    What are the lessons learned from other regional and historical contexts where non-state armed groups have controlled territory? [Methodology: Desk review and substantive input from experts who have direct experience in developing transitional justice approaches in a broad range of contexts]

    How has transitional justice, including conditional amnesty formulas, enabled nuanced approaches to accountability in contexts where individuals may have been associated with non-state armed groups in a wide variety of roles, and possibly under duress due to the coercive control of these groups over local populations?
    What are the comparative lessons on the differential legal treatment of criminal actors based on policy variables such as seriousness of the crime, degree of individual responsibility or impact on the victim?
    How have transitional justice tools worked in combination with other interventions, including DDR, alternative livelihoods and psychosocial support, to enable exits from non-state armed groups and promote reintegration and reconciliation?


    Project framework paper, which will include, among other things, key policy challenges in the case studies, common definitions of key terms, research agenda, and literature review on transitional justice approaches in contexts where non-state armed groups have controlled territory (10,000 words). Its first iteration will be as a discussion paper for the inception workshop, after which it will be updated to reflect the conclusions of the workshop.

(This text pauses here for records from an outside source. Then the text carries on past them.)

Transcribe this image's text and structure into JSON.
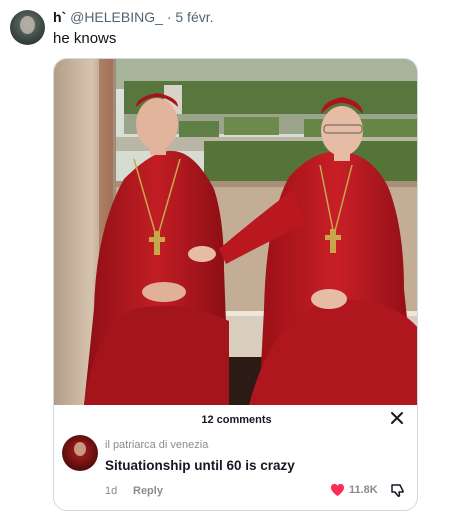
{
  "tweet": {
    "display_name": "h`",
    "handle": "@HELEBING_",
    "separator": "·",
    "date": "5 févr.",
    "text": "he knows"
  },
  "comments_sheet": {
    "title": "12 comments",
    "comment": {
      "username": "il patriarca di venezia",
      "text": "Situationship until 60 is crazy",
      "time": "1d",
      "reply_label": "Reply",
      "likes": "11.8K"
    }
  },
  "colors": {
    "heart": "#fe2c55",
    "robe": "#b3161d",
    "hedge": "#5f7f44",
    "wall": "#c9b49c"
  },
  "icons": [
    "close-icon",
    "heart-icon",
    "dislike-icon"
  ]
}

This document will help guide those involved in the project, ensuring everyone is on the same page, and is not for publication.
    Three country case studies on Iraq, Nigeria and Somalia (8,000 words each)
    Synthesis paper (7,000 words), and executive summary of the synthesis paper with policy recommendations (3,000 words)

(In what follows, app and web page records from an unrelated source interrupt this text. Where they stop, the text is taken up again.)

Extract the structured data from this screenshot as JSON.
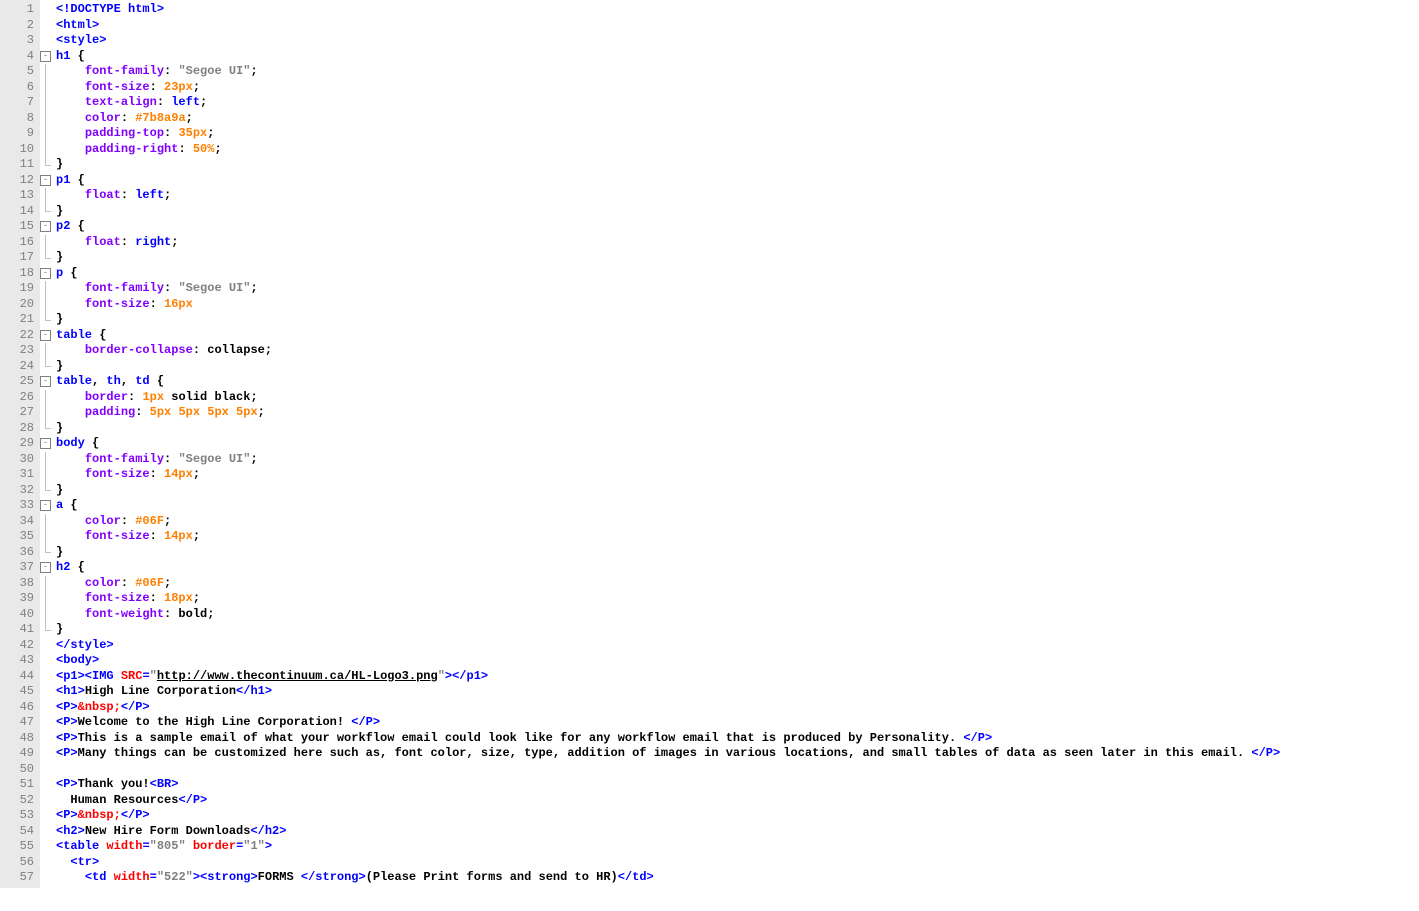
{
  "editor": {
    "lines": [
      {
        "n": 1,
        "fold": null,
        "tokens": [
          {
            "c": "t-kw",
            "t": "<!DOCTYPE html>"
          }
        ]
      },
      {
        "n": 2,
        "fold": null,
        "tokens": [
          {
            "c": "t-kw",
            "t": "<html>"
          }
        ]
      },
      {
        "n": 3,
        "fold": null,
        "tokens": [
          {
            "c": "t-kw",
            "t": "<style>"
          }
        ]
      },
      {
        "n": 4,
        "fold": "open",
        "tokens": [
          {
            "c": "t-sel",
            "t": "h1"
          },
          {
            "c": "t-val",
            "t": " {"
          }
        ]
      },
      {
        "n": 5,
        "fold": "mid",
        "indent": 1,
        "tokens": [
          {
            "c": "t-prop",
            "t": "font-family"
          },
          {
            "c": "t-val",
            "t": ": "
          },
          {
            "c": "t-str",
            "t": "\"Segoe UI\""
          },
          {
            "c": "t-val",
            "t": ";"
          }
        ]
      },
      {
        "n": 6,
        "fold": "mid",
        "indent": 1,
        "tokens": [
          {
            "c": "t-prop",
            "t": "font-size"
          },
          {
            "c": "t-val",
            "t": ": "
          },
          {
            "c": "t-num",
            "t": "23px"
          },
          {
            "c": "t-val",
            "t": ";"
          }
        ]
      },
      {
        "n": 7,
        "fold": "mid",
        "indent": 1,
        "tokens": [
          {
            "c": "t-prop",
            "t": "text-align"
          },
          {
            "c": "t-val",
            "t": ": "
          },
          {
            "c": "t-sel",
            "t": "left"
          },
          {
            "c": "t-val",
            "t": ";"
          }
        ]
      },
      {
        "n": 8,
        "fold": "mid",
        "indent": 1,
        "tokens": [
          {
            "c": "t-prop",
            "t": "color"
          },
          {
            "c": "t-val",
            "t": ": "
          },
          {
            "c": "t-num",
            "t": "#7b8a9a"
          },
          {
            "c": "t-val",
            "t": ";"
          }
        ]
      },
      {
        "n": 9,
        "fold": "mid",
        "indent": 1,
        "tokens": [
          {
            "c": "t-prop",
            "t": "padding-top"
          },
          {
            "c": "t-val",
            "t": ": "
          },
          {
            "c": "t-num",
            "t": "35px"
          },
          {
            "c": "t-val",
            "t": ";"
          }
        ]
      },
      {
        "n": 10,
        "fold": "mid",
        "indent": 1,
        "tokens": [
          {
            "c": "t-prop",
            "t": "padding-right"
          },
          {
            "c": "t-val",
            "t": ": "
          },
          {
            "c": "t-num",
            "t": "50%"
          },
          {
            "c": "t-val",
            "t": ";"
          }
        ]
      },
      {
        "n": 11,
        "fold": "end",
        "tokens": [
          {
            "c": "t-val",
            "t": "}"
          }
        ]
      },
      {
        "n": 12,
        "fold": "open",
        "tokens": [
          {
            "c": "t-sel",
            "t": "p1"
          },
          {
            "c": "t-val",
            "t": " {"
          }
        ]
      },
      {
        "n": 13,
        "fold": "mid",
        "indent": 1,
        "tokens": [
          {
            "c": "t-prop",
            "t": "float"
          },
          {
            "c": "t-val",
            "t": ": "
          },
          {
            "c": "t-sel",
            "t": "left"
          },
          {
            "c": "t-val",
            "t": ";"
          }
        ]
      },
      {
        "n": 14,
        "fold": "end",
        "tokens": [
          {
            "c": "t-val",
            "t": "}"
          }
        ]
      },
      {
        "n": 15,
        "fold": "open",
        "tokens": [
          {
            "c": "t-sel",
            "t": "p2"
          },
          {
            "c": "t-val",
            "t": " {"
          }
        ]
      },
      {
        "n": 16,
        "fold": "mid",
        "indent": 1,
        "tokens": [
          {
            "c": "t-prop",
            "t": "float"
          },
          {
            "c": "t-val",
            "t": ": "
          },
          {
            "c": "t-sel",
            "t": "right"
          },
          {
            "c": "t-val",
            "t": ";"
          }
        ]
      },
      {
        "n": 17,
        "fold": "end",
        "tokens": [
          {
            "c": "t-val",
            "t": "}"
          }
        ]
      },
      {
        "n": 18,
        "fold": "open",
        "tokens": [
          {
            "c": "t-sel",
            "t": "p"
          },
          {
            "c": "t-val",
            "t": " {"
          }
        ]
      },
      {
        "n": 19,
        "fold": "mid",
        "indent": 1,
        "tokens": [
          {
            "c": "t-prop",
            "t": "font-family"
          },
          {
            "c": "t-val",
            "t": ": "
          },
          {
            "c": "t-str",
            "t": "\"Segoe UI\""
          },
          {
            "c": "t-val",
            "t": ";"
          }
        ]
      },
      {
        "n": 20,
        "fold": "mid",
        "indent": 1,
        "tokens": [
          {
            "c": "t-prop",
            "t": "font-size"
          },
          {
            "c": "t-val",
            "t": ": "
          },
          {
            "c": "t-num",
            "t": "16px"
          }
        ]
      },
      {
        "n": 21,
        "fold": "end",
        "tokens": [
          {
            "c": "t-val",
            "t": "}"
          }
        ]
      },
      {
        "n": 22,
        "fold": "open",
        "tokens": [
          {
            "c": "t-sel",
            "t": "table"
          },
          {
            "c": "t-val",
            "t": " {"
          }
        ]
      },
      {
        "n": 23,
        "fold": "mid",
        "indent": 1,
        "tokens": [
          {
            "c": "t-prop",
            "t": "border-collapse"
          },
          {
            "c": "t-val",
            "t": ": collapse;"
          }
        ]
      },
      {
        "n": 24,
        "fold": "end",
        "tokens": [
          {
            "c": "t-val",
            "t": "}"
          }
        ]
      },
      {
        "n": 25,
        "fold": "open",
        "tokens": [
          {
            "c": "t-sel",
            "t": "table"
          },
          {
            "c": "t-val",
            "t": ", "
          },
          {
            "c": "t-sel",
            "t": "th"
          },
          {
            "c": "t-val",
            "t": ", "
          },
          {
            "c": "t-sel",
            "t": "td"
          },
          {
            "c": "t-val",
            "t": " {"
          }
        ]
      },
      {
        "n": 26,
        "fold": "mid",
        "indent": 1,
        "tokens": [
          {
            "c": "t-prop",
            "t": "border"
          },
          {
            "c": "t-val",
            "t": ": "
          },
          {
            "c": "t-num",
            "t": "1px"
          },
          {
            "c": "t-val",
            "t": " solid black;"
          }
        ]
      },
      {
        "n": 27,
        "fold": "mid",
        "indent": 1,
        "tokens": [
          {
            "c": "t-prop",
            "t": "padding"
          },
          {
            "c": "t-val",
            "t": ": "
          },
          {
            "c": "t-num",
            "t": "5px 5px 5px 5px"
          },
          {
            "c": "t-val",
            "t": ";"
          }
        ]
      },
      {
        "n": 28,
        "fold": "end",
        "tokens": [
          {
            "c": "t-val",
            "t": "}"
          }
        ]
      },
      {
        "n": 29,
        "fold": "open",
        "tokens": [
          {
            "c": "t-sel",
            "t": "body"
          },
          {
            "c": "t-val",
            "t": " {"
          }
        ]
      },
      {
        "n": 30,
        "fold": "mid",
        "indent": 1,
        "tokens": [
          {
            "c": "t-prop",
            "t": "font-family"
          },
          {
            "c": "t-val",
            "t": ": "
          },
          {
            "c": "t-str",
            "t": "\"Segoe UI\""
          },
          {
            "c": "t-val",
            "t": ";"
          }
        ]
      },
      {
        "n": 31,
        "fold": "mid",
        "indent": 1,
        "tokens": [
          {
            "c": "t-prop",
            "t": "font-size"
          },
          {
            "c": "t-val",
            "t": ": "
          },
          {
            "c": "t-num",
            "t": "14px"
          },
          {
            "c": "t-val",
            "t": ";"
          }
        ]
      },
      {
        "n": 32,
        "fold": "end",
        "tokens": [
          {
            "c": "t-val",
            "t": "}"
          }
        ]
      },
      {
        "n": 33,
        "fold": "open",
        "tokens": [
          {
            "c": "t-sel",
            "t": "a"
          },
          {
            "c": "t-val",
            "t": " {"
          }
        ]
      },
      {
        "n": 34,
        "fold": "mid",
        "indent": 1,
        "tokens": [
          {
            "c": "t-prop",
            "t": "color"
          },
          {
            "c": "t-val",
            "t": ": "
          },
          {
            "c": "t-num",
            "t": "#06F"
          },
          {
            "c": "t-val",
            "t": ";"
          }
        ]
      },
      {
        "n": 35,
        "fold": "mid",
        "indent": 1,
        "tokens": [
          {
            "c": "t-prop",
            "t": "font-size"
          },
          {
            "c": "t-val",
            "t": ": "
          },
          {
            "c": "t-num",
            "t": "14px"
          },
          {
            "c": "t-val",
            "t": ";"
          }
        ]
      },
      {
        "n": 36,
        "fold": "end",
        "tokens": [
          {
            "c": "t-val",
            "t": "}"
          }
        ]
      },
      {
        "n": 37,
        "fold": "open",
        "tokens": [
          {
            "c": "t-sel",
            "t": "h2"
          },
          {
            "c": "t-val",
            "t": " {"
          }
        ]
      },
      {
        "n": 38,
        "fold": "mid",
        "indent": 1,
        "tokens": [
          {
            "c": "t-prop",
            "t": "color"
          },
          {
            "c": "t-val",
            "t": ": "
          },
          {
            "c": "t-num",
            "t": "#06F"
          },
          {
            "c": "t-val",
            "t": ";"
          }
        ]
      },
      {
        "n": 39,
        "fold": "mid",
        "indent": 1,
        "tokens": [
          {
            "c": "t-prop",
            "t": "font-size"
          },
          {
            "c": "t-val",
            "t": ": "
          },
          {
            "c": "t-num",
            "t": "18px"
          },
          {
            "c": "t-val",
            "t": ";"
          }
        ]
      },
      {
        "n": 40,
        "fold": "mid",
        "indent": 1,
        "tokens": [
          {
            "c": "t-prop",
            "t": "font-weight"
          },
          {
            "c": "t-val",
            "t": ": bold;"
          }
        ]
      },
      {
        "n": 41,
        "fold": "end",
        "tokens": [
          {
            "c": "t-val",
            "t": "}"
          }
        ]
      },
      {
        "n": 42,
        "fold": null,
        "tokens": [
          {
            "c": "t-kw",
            "t": "</style>"
          }
        ]
      },
      {
        "n": 43,
        "fold": null,
        "tokens": [
          {
            "c": "t-kw",
            "t": "<body>"
          }
        ]
      },
      {
        "n": 44,
        "fold": null,
        "tokens": [
          {
            "c": "t-kw",
            "t": "<p1><"
          },
          {
            "c": "t-sel",
            "t": "IMG"
          },
          {
            "c": "t-kw",
            "t": " "
          },
          {
            "c": "t-attr",
            "t": "SRC"
          },
          {
            "c": "t-kw",
            "t": "="
          },
          {
            "c": "t-str",
            "t": "\""
          },
          {
            "c": "t-url",
            "t": "http://www.thecontinuum.ca/HL-Logo3.png"
          },
          {
            "c": "t-str",
            "t": "\""
          },
          {
            "c": "t-kw",
            "t": "></p1>"
          }
        ]
      },
      {
        "n": 45,
        "fold": null,
        "tokens": [
          {
            "c": "t-kw",
            "t": "<h1>"
          },
          {
            "c": "t-text",
            "t": "High Line Corporation"
          },
          {
            "c": "t-kw",
            "t": "</h1>"
          }
        ]
      },
      {
        "n": 46,
        "fold": null,
        "tokens": [
          {
            "c": "t-kw",
            "t": "<P>"
          },
          {
            "c": "t-attr",
            "t": "&nbsp;"
          },
          {
            "c": "t-kw",
            "t": "</P>"
          }
        ]
      },
      {
        "n": 47,
        "fold": null,
        "tokens": [
          {
            "c": "t-kw",
            "t": "<P>"
          },
          {
            "c": "t-text",
            "t": "Welcome to the High Line Corporation! "
          },
          {
            "c": "t-kw",
            "t": "</P>"
          }
        ]
      },
      {
        "n": 48,
        "fold": null,
        "tokens": [
          {
            "c": "t-kw",
            "t": "<P>"
          },
          {
            "c": "t-text",
            "t": "This is a sample email of what your workflow email could look like for any workflow email that is produced by Personality. "
          },
          {
            "c": "t-kw",
            "t": "</P>"
          }
        ]
      },
      {
        "n": 49,
        "fold": null,
        "tokens": [
          {
            "c": "t-kw",
            "t": "<P>"
          },
          {
            "c": "t-text",
            "t": "Many things can be customized here such as, font color, size, type, addition of images in various locations, and small tables of data as seen later in this email. "
          },
          {
            "c": "t-kw",
            "t": "</P>"
          }
        ]
      },
      {
        "n": 50,
        "fold": null,
        "tokens": []
      },
      {
        "n": 51,
        "fold": null,
        "tokens": [
          {
            "c": "t-kw",
            "t": "<P>"
          },
          {
            "c": "t-text",
            "t": "Thank you!"
          },
          {
            "c": "t-kw",
            "t": "<BR>"
          }
        ]
      },
      {
        "n": 52,
        "fold": null,
        "indent": 0,
        "raw": "  ",
        "tokens": [
          {
            "c": "t-text",
            "t": "Human Resources"
          },
          {
            "c": "t-kw",
            "t": "</P>"
          }
        ]
      },
      {
        "n": 53,
        "fold": null,
        "tokens": [
          {
            "c": "t-kw",
            "t": "<P>"
          },
          {
            "c": "t-attr",
            "t": "&nbsp;"
          },
          {
            "c": "t-kw",
            "t": "</P>"
          }
        ]
      },
      {
        "n": 54,
        "fold": null,
        "tokens": [
          {
            "c": "t-kw",
            "t": "<h2>"
          },
          {
            "c": "t-text",
            "t": "New Hire Form Downloads"
          },
          {
            "c": "t-kw",
            "t": "</h2>"
          }
        ]
      },
      {
        "n": 55,
        "fold": null,
        "tokens": [
          {
            "c": "t-kw",
            "t": "<table "
          },
          {
            "c": "t-attr",
            "t": "width"
          },
          {
            "c": "t-kw",
            "t": "="
          },
          {
            "c": "t-str",
            "t": "\"805\""
          },
          {
            "c": "t-kw",
            "t": " "
          },
          {
            "c": "t-attr",
            "t": "border"
          },
          {
            "c": "t-kw",
            "t": "="
          },
          {
            "c": "t-str",
            "t": "\"1\""
          },
          {
            "c": "t-kw",
            "t": ">"
          }
        ]
      },
      {
        "n": 56,
        "fold": null,
        "raw": "  ",
        "tokens": [
          {
            "c": "t-kw",
            "t": "<tr>"
          }
        ]
      },
      {
        "n": 57,
        "fold": null,
        "raw": "    ",
        "tokens": [
          {
            "c": "t-kw",
            "t": "<td "
          },
          {
            "c": "t-attr",
            "t": "width"
          },
          {
            "c": "t-kw",
            "t": "="
          },
          {
            "c": "t-str",
            "t": "\"522\""
          },
          {
            "c": "t-kw",
            "t": "><strong>"
          },
          {
            "c": "t-text",
            "t": "FORMS "
          },
          {
            "c": "t-kw",
            "t": "</strong>"
          },
          {
            "c": "t-text",
            "t": "(Please Print forms and send to HR)"
          },
          {
            "c": "t-kw",
            "t": "</td>"
          }
        ]
      }
    ]
  }
}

    [1] In 2015, for instance, the UN estimated that eight million people were living under ISIS-controlled territory in Iraq and Syria, where they were forced to “assimilate, flee or face death.” UN News, 2015. That same year, Boko Haram controlled an area in northeast Nigeria the size of Belgium, while also being present in northern Cameroon, southeast Nigeria and southwestern Chad. Hentz and Solomon, 2017.

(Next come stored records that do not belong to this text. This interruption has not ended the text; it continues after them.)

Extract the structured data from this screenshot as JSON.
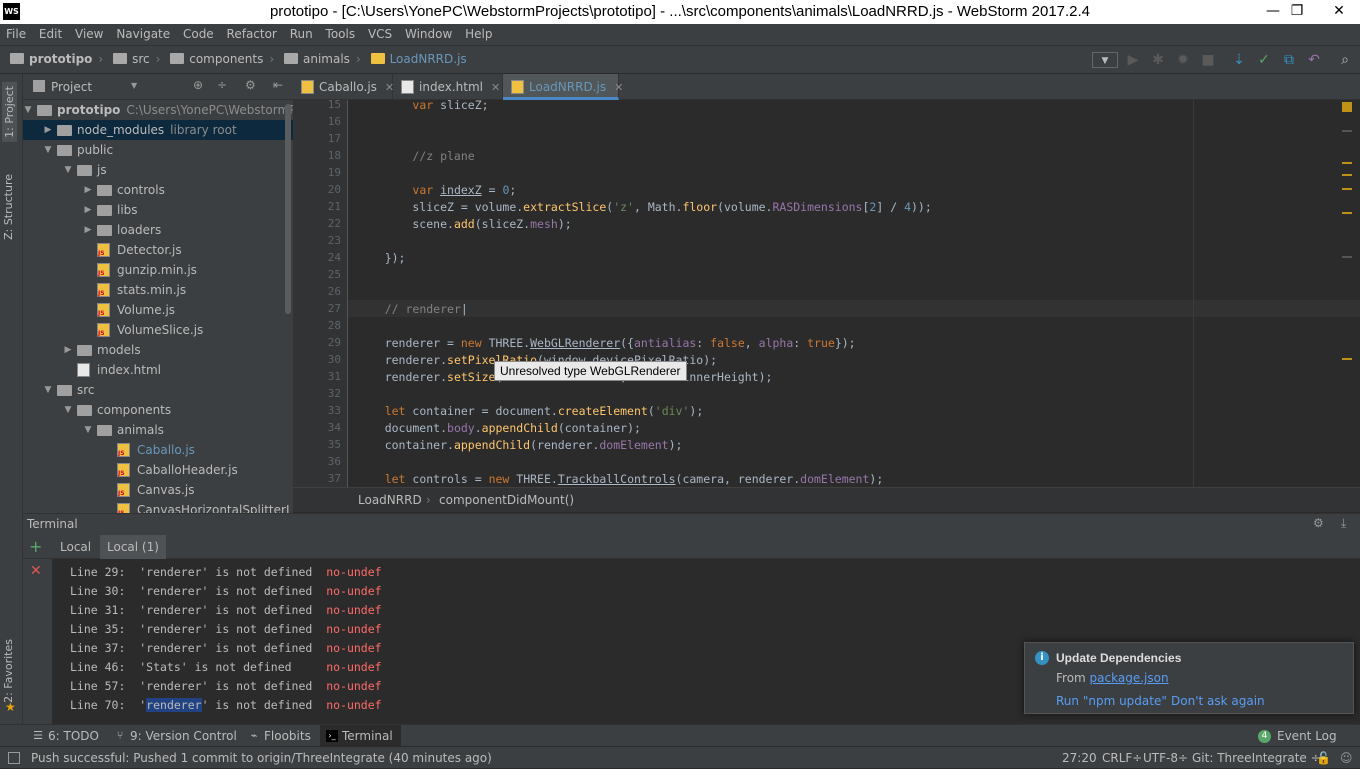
{
  "window": {
    "app_icon": "WS",
    "title": "prototipo - [C:\\Users\\YonePC\\WebstormProjects\\prototipo] - ...\\src\\components\\animals\\LoadNRRD.js - WebStorm 2017.2.4",
    "minimize": "—",
    "maximize": "❐",
    "close": "✕"
  },
  "menu": [
    "File",
    "Edit",
    "View",
    "Navigate",
    "Code",
    "Refactor",
    "Run",
    "Tools",
    "VCS",
    "Window",
    "Help"
  ],
  "breadcrumb": [
    "prototipo",
    "src",
    "components",
    "animals",
    "LoadNRRD.js"
  ],
  "left_tool_tabs": {
    "project": "1: Project",
    "structure": "Z: Structure",
    "favorites": "2: Favorites"
  },
  "project_panel": {
    "header": "Project",
    "tree": [
      {
        "label": "prototipo",
        "extra": "C:\\Users\\YonePC\\WebstormProjects\\",
        "kind": "folder",
        "depth": 0,
        "open": true,
        "bold": true
      },
      {
        "label": "node_modules",
        "extra": "library root",
        "kind": "folder",
        "depth": 1,
        "open": false,
        "selected": true
      },
      {
        "label": "public",
        "kind": "folder",
        "depth": 1,
        "open": true
      },
      {
        "label": "js",
        "kind": "folder",
        "depth": 2,
        "open": true
      },
      {
        "label": "controls",
        "kind": "folder",
        "depth": 3,
        "open": false
      },
      {
        "label": "libs",
        "kind": "folder",
        "depth": 3,
        "open": false
      },
      {
        "label": "loaders",
        "kind": "folder",
        "depth": 3,
        "open": false
      },
      {
        "label": "Detector.js",
        "kind": "js",
        "depth": 3
      },
      {
        "label": "gunzip.min.js",
        "kind": "js",
        "depth": 3
      },
      {
        "label": "stats.min.js",
        "kind": "js",
        "depth": 3
      },
      {
        "label": "Volume.js",
        "kind": "js",
        "depth": 3
      },
      {
        "label": "VolumeSlice.js",
        "kind": "js",
        "depth": 3
      },
      {
        "label": "models",
        "kind": "folder",
        "depth": 2,
        "open": false
      },
      {
        "label": "index.html",
        "kind": "html",
        "depth": 2
      },
      {
        "label": "src",
        "kind": "folder",
        "depth": 1,
        "open": true
      },
      {
        "label": "components",
        "kind": "folder",
        "depth": 2,
        "open": true
      },
      {
        "label": "animals",
        "kind": "folder",
        "depth": 3,
        "open": true
      },
      {
        "label": "Caballo.js",
        "kind": "js",
        "depth": 4,
        "highlight": true
      },
      {
        "label": "CaballoHeader.js",
        "kind": "js",
        "depth": 4
      },
      {
        "label": "Canvas.js",
        "kind": "js",
        "depth": 4
      },
      {
        "label": "CanvasHorizontalSplitterLayout.js",
        "kind": "js",
        "depth": 4
      }
    ]
  },
  "editor_tabs": [
    {
      "label": "Caballo.js",
      "active": false
    },
    {
      "label": "index.html",
      "active": false
    },
    {
      "label": "LoadNRRD.js",
      "active": true
    }
  ],
  "editor": {
    "line_numbers": [
      "15",
      "16",
      "17",
      "18",
      "19",
      "20",
      "21",
      "22",
      "23",
      "24",
      "25",
      "26",
      "27",
      "28",
      "29",
      "30",
      "31",
      "32",
      "33",
      "34",
      "35",
      "36",
      "37"
    ],
    "breadcrumb": [
      "LoadNRRD",
      "componentDidMount()"
    ],
    "tooltip": "Unresolved type WebGLRenderer"
  },
  "terminal": {
    "title": "Terminal",
    "tabs": [
      "Local",
      "Local (1)"
    ],
    "lines": [
      {
        "text": "Line 29:  'renderer' is not defined  ",
        "rule": "no-undef"
      },
      {
        "text": "Line 30:  'renderer' is not defined  ",
        "rule": "no-undef"
      },
      {
        "text": "Line 31:  'renderer' is not defined  ",
        "rule": "no-undef"
      },
      {
        "text": "Line 35:  'renderer' is not defined  ",
        "rule": "no-undef"
      },
      {
        "text": "Line 37:  'renderer' is not defined  ",
        "rule": "no-undef"
      },
      {
        "text": "Line 46:  'Stats' is not defined     ",
        "rule": "no-undef"
      },
      {
        "text": "Line 57:  'renderer' is not defined  ",
        "rule": "no-undef"
      },
      {
        "text": "Line 70:  '",
        "selected": "renderer",
        "text_after": "' is not defined  ",
        "rule": "no-undef"
      }
    ]
  },
  "notification": {
    "title": "Update Dependencies",
    "from_label": "From ",
    "from_link": "package.json",
    "action_1": "Run \"npm update\"",
    "action_2": "Don't ask again"
  },
  "bottom_tools": {
    "todo": "6: TODO",
    "vcs": "9: Version Control",
    "floobits": "Floobits",
    "terminal": "Terminal",
    "event_log_count": "4",
    "event_log": "Event Log"
  },
  "status": {
    "message": "Push successful: Pushed 1 commit to origin/ThreeIntegrate (40 minutes ago)",
    "position": "27:20",
    "line_sep": "CRLF÷",
    "encoding": "UTF-8÷",
    "git": "Git: ThreeIntegrate ÷"
  },
  "colors": {
    "accent": "#4a88c7",
    "keyword": "#cc7832",
    "string": "#6a8759",
    "error": "#ff6b68",
    "link": "#589df6"
  }
}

    [2] Mara Revkin, forthcoming.

    [3] For instance, Iraqi tribes have expelled families of accused ISIS fighters from liberated towns in a form of unofficial collective punishment. Interview with UN official, 2017.

    [4] In Iraq, all “fighting-age” men and boys above the age of 15 who are fleeing Mosul and Hawija in the offensive against the Islamic State are being mass-quarantined:; and in Nigeria, men and women as well as children have been detained extra-judicially for screening procedures:….

    [5] Vanda Felbab-Brown in UN DDR in an Era of Violent Extremism: Is It Fit for Purpose? Ed. By James Cockayne and Siobhan O’Neil, 2015, pp. 118.

    [6] As Vanda Felbab-Brown has written, a DDR camp in Diffa, Niger, houses perhaps hundreds of individuals who either defected or escaped from Boko Haram. DDR facilities lack transparent admission and release processes, so it is difficult to distinguish between those who were enslaved captives of Boko Haram and those who joined willingly. See Vanda Felbab-Brown, “Under the hot Sahel sun: “Post”-Boko Haram challenges in Niger and Nigeria” (Brookings, 2017).

    [7] All of the country case studies have cross-border implications, and as such the research will not be confined to only looking at dynamics within nation-state borders, but will also consider relevant approaches by bordering states (such as Kenya in the case of Al Shabaab, and Niger in the case of Boko Haram).